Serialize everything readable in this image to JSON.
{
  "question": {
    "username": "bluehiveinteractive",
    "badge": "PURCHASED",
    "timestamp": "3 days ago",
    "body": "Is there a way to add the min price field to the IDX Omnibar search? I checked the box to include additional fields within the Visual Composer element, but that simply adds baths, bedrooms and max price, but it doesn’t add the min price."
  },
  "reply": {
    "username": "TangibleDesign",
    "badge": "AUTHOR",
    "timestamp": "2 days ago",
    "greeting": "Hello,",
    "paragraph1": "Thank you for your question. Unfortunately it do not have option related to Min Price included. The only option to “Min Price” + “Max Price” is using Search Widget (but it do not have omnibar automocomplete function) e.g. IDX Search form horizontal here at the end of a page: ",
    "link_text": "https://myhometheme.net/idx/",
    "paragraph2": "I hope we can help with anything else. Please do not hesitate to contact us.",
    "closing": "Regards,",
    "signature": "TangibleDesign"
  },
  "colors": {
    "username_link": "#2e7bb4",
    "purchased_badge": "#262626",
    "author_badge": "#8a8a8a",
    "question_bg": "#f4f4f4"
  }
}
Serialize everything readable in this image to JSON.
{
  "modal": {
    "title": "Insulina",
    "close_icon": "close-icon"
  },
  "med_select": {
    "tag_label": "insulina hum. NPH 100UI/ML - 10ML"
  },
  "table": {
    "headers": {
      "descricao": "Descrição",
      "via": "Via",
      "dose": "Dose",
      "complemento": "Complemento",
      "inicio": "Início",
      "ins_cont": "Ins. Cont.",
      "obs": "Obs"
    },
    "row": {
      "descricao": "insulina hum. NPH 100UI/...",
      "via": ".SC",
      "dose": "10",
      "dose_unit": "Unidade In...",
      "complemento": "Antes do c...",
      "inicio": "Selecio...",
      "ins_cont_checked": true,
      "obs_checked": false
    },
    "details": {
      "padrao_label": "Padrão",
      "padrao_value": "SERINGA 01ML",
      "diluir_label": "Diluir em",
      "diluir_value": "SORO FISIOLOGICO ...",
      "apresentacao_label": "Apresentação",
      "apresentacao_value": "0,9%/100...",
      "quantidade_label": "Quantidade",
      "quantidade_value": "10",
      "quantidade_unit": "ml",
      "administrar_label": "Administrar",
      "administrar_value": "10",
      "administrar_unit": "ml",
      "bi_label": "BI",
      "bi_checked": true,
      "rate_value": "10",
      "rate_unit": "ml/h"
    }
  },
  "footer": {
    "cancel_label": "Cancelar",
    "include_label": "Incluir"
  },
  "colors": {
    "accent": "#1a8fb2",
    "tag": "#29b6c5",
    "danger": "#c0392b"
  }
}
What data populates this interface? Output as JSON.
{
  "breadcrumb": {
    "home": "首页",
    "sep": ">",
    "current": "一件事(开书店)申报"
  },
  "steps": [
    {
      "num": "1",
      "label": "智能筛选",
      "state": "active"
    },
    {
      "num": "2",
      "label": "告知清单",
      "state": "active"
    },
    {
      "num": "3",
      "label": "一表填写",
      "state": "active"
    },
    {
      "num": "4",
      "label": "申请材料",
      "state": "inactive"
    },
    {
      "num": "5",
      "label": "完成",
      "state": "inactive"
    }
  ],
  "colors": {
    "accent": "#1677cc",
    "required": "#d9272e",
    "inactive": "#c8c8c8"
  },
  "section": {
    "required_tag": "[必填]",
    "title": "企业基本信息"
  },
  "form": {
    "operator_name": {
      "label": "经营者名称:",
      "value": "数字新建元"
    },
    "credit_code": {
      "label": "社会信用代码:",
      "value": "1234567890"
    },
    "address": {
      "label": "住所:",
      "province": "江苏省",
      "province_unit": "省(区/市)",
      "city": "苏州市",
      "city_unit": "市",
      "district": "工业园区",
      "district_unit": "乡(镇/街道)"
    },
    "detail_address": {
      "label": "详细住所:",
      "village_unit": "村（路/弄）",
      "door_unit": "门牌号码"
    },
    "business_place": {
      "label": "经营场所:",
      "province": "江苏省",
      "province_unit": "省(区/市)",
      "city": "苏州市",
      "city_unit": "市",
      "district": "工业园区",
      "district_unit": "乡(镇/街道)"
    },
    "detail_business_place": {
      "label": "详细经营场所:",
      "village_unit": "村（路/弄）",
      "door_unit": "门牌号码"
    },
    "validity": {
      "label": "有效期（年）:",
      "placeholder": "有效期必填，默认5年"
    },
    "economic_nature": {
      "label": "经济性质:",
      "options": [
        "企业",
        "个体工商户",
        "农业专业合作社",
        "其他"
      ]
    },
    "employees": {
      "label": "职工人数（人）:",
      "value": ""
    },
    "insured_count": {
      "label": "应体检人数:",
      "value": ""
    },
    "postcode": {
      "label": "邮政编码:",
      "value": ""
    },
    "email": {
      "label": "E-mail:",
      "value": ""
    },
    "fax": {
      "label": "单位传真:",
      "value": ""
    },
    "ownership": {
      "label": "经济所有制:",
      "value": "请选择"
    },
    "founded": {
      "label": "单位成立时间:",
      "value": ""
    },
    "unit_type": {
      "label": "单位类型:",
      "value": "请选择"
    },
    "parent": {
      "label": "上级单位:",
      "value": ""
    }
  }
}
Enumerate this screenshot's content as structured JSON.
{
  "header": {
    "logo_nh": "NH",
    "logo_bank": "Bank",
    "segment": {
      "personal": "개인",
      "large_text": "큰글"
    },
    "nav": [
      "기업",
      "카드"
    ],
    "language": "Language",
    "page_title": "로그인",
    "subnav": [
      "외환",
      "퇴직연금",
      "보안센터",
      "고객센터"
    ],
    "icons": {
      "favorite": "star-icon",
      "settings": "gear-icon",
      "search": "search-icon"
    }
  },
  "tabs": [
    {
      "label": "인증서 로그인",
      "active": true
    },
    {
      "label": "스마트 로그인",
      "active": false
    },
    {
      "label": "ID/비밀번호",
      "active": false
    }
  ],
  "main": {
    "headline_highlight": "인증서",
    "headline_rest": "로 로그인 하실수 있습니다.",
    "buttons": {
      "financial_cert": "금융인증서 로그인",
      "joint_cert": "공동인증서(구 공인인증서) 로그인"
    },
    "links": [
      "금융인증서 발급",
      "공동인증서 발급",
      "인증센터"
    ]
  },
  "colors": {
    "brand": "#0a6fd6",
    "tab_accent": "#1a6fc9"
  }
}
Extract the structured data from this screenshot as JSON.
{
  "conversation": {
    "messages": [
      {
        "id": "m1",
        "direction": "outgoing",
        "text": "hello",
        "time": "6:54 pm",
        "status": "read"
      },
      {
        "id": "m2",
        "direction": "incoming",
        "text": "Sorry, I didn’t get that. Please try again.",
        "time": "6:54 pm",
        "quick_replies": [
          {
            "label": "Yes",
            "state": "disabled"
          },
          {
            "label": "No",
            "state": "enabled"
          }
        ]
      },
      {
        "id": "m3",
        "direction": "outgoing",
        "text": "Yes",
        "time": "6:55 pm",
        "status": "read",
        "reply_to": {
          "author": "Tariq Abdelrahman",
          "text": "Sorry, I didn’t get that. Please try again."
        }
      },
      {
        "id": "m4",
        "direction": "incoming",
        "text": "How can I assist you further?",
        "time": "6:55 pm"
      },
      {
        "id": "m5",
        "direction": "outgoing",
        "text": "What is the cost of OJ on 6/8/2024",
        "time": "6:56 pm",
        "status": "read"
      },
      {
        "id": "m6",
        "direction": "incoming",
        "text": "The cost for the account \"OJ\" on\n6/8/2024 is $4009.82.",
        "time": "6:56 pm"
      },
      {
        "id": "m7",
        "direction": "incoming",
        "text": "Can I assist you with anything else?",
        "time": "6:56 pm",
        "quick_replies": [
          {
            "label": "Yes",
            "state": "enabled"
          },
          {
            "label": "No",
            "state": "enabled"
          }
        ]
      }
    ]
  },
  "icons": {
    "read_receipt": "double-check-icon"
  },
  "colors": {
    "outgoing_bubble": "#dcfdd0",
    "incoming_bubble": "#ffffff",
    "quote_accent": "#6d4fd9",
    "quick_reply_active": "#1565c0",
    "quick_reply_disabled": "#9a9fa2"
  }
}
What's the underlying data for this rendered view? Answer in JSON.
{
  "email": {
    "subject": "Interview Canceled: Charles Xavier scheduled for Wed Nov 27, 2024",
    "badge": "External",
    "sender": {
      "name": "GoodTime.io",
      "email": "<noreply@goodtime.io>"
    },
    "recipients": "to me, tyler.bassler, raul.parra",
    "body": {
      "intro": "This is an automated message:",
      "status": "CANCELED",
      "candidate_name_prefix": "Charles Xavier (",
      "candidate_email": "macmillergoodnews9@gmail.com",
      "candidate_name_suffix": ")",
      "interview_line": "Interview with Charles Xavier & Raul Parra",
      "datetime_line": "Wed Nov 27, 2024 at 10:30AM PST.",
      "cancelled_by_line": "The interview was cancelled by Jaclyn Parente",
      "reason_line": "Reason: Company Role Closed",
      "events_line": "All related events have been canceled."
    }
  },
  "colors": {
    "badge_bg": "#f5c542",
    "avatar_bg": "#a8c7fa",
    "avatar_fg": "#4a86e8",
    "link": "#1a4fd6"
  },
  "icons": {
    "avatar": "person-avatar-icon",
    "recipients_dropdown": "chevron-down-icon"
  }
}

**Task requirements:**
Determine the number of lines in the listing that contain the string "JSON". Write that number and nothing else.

**Answer section:**
6